Sunday, December 28, 2008

Election Fever!

Yeaaaaa! Bandwidth today! Enjoy the photos.

Election Fever
Tomorrow is the Presidential runoff election in Ghana. It has been a hotly contested Presidential race, with neither of the top two candidates gaining the needed 50% + 1 to become President. So now we have the runoff, and tension is high. It did not feel like Christmas at all because everyone is only thinking of the election.

Professor Atta Mills is the candidate of the National Democratic Congress (NDC). He was vice-president 8 years ago, during the last change of political power here, when
the NDC peacefully turned over power to the New Patriotic Party (NPP). Nana Akufor-Addo is the NPP candidate, a former UN ambassador who talks like The Godfather.

Yesterday the Undersecretary of African Affairs arrived from Washington DC. It was the first time I have seen a USA government official on TV here. Whereas the Chinese ambassador to Ghana in on the TV at least once a week. I see a New World Order shaping here. Unfortunately all across Africa there a HUGE expectations that President Obama is going to change America's relationship with Africa. I try hard to lower these expectations, but he is a Super Star here.

I am confident that this will be a peaceful runoff in Ghana. Both parties are working very hard and are renting every bus in Ghana to get people to their proper polling places. During the election before the runoff, I visited 4 polling places. One was spectacularly chaotic, while the other 3 were calm and relaxed.

Sadly, with the runoff being so late, the newly elected President will have only 1 week for transition to the turn over of office on 07 Jan. This has been an amazing election to witness. It *almost* makes up for me missing Obama's election in the USA.

So, on another note, let me tell you that the Harmatten arrived today. I write a lot in this blog about the weather because it is the harshest thing about living here (for me). The Harmatten winds are a horrific weather phenomenon that arrives here around Christmas. It is a dry, hot, dusty wind that blows across the Sahara for hundreds of miles, unobstructed. Then when it leaves the Sahara, the wind stops, but the air carries the dry dirt and dust for hundreds more miles, finally reaching Accra at the coast. At first you only notice your eyes and sinuses and throat are irritated. Then the next day, the sun is noticeably dim and the entire sky hazy. Finally, on a bad Harmatten day (which thankfully does not happen every year) it is like a thick London or San Francisco fog - except it is dust! It has not been bad yet, but it can last all the way through the end of January. In the northern regions, it is much worse.

My return ticket to the USA is 21 January, so I know I will be ready to get away from the Harmatten, but I will be a total wreck on the day I depart Ghana. This is a wonderful place with wonderful people and it has taught me much about life and, in the process, unalterably changed my life. It is not nearly as comfortable as life in California, but it is infinitely rewarding to the soul.

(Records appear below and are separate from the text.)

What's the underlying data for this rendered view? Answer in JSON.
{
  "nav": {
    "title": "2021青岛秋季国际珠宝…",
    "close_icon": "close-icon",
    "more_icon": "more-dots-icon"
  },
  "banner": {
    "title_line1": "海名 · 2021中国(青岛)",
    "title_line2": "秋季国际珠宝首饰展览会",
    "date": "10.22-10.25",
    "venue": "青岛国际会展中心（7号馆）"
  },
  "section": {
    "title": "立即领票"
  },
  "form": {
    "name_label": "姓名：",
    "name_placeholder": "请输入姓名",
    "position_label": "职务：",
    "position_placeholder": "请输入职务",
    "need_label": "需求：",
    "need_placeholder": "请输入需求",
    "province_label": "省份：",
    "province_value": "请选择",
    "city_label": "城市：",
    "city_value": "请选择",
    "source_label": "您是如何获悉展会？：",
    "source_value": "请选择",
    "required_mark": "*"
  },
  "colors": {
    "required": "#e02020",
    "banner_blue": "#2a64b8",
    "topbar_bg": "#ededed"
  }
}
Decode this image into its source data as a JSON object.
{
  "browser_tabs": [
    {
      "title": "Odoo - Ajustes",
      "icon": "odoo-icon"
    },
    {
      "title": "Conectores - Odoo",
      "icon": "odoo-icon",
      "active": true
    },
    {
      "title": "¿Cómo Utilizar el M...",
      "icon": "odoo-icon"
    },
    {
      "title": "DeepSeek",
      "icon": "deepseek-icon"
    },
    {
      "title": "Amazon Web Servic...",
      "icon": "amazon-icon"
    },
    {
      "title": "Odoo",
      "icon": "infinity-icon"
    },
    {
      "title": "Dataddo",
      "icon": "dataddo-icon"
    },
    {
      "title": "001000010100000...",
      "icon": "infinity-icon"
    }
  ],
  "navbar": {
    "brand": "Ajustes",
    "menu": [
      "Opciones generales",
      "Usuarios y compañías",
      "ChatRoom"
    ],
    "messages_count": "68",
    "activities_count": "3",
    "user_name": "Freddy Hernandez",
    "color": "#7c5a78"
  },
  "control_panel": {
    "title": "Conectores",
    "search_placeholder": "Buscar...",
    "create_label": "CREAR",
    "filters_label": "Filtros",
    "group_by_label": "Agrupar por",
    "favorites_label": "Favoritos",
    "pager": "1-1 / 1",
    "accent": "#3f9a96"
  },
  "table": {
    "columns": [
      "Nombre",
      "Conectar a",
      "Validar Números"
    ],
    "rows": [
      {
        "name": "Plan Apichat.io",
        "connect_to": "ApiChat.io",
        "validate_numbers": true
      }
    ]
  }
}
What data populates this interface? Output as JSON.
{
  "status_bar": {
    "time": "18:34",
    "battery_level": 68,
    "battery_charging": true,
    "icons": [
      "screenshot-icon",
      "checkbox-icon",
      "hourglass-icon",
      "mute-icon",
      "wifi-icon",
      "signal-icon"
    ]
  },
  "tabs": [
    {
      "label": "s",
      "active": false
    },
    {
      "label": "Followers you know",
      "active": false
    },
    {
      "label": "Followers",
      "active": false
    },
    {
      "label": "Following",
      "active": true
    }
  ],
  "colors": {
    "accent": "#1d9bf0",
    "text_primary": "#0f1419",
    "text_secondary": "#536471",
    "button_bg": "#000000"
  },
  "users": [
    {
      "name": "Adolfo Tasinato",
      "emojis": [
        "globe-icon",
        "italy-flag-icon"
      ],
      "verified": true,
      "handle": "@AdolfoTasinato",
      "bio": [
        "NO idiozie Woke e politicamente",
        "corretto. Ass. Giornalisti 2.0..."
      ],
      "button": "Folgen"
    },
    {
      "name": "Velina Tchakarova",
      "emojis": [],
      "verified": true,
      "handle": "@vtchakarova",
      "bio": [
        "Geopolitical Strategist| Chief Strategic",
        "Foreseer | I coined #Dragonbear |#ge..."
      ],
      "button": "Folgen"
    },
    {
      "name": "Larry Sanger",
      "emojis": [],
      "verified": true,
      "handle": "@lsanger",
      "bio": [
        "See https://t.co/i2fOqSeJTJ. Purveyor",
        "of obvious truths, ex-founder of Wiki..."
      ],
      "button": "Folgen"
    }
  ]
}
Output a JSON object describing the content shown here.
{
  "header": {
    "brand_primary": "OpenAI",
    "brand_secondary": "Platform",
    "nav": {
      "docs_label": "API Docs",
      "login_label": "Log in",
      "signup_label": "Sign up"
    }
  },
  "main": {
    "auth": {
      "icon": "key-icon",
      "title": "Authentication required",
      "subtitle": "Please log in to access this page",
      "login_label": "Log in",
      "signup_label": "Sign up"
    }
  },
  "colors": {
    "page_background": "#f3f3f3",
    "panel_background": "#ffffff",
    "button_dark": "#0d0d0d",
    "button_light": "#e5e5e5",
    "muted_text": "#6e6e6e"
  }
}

I plan to return to Ghana before June 2009.

The unfortunate thing is that after 5 months working towards a Residency Permit, I am *still* waiting on some stupid bureaucratic nonsense. Two months ago I was certified for an "automatic Residency Permit" because I have founded a business here. However, this "automatic" permit requires that I wait for a letter of approval which every week I am told is coming.

TIA....TIA....TIA.....This Is Africa

It is a good bandwidth day at the cafe, so here are a couple more photos. Remember the student Helen Tekpor that I mentioned in a previous post? She was one of the
winning students in the TransCAP essay contest but was unable to receive her prize because of the death of her mother. She is now living with her aunt, but We were finally able to find her. Here is a photo of her reaction when we showed at the school where she now lives. She was the Big Woman On Campus that day, and probably for a long time thereafter.

Here are shots from a couple other schools:

Here is a photo of the construction of the Easy Track office. Unfortunately, the concept of a 'home office' is not acceptable to the bureaucrats, so we had to build a
separate room next to the house. Jessie did a great job making a cool space. All who enter ask me if there is air conditioning. HAHAHA! I can only dream of such luxury!

Here I am with Jessie's mum Anti, wearing my new dress on Christmas. I love it. My family is so good to me here. We had a GIANT feast for Christmas - a wonderful salad
with fresh fruits and vegetables and pasta, jollof rice with beef, and fufu with groundnut soup. Normally this much food will last 3 days in the house. The children played and there was singing and dancing. Later we all watched "Kung Fu Hustle" which I had brought with me. They all loved it.

OK, I will post again soon. Have a GREAT NEW YEAR! It is an enormous party here, so I am off to enjoy now.



Post a Comment

<< Home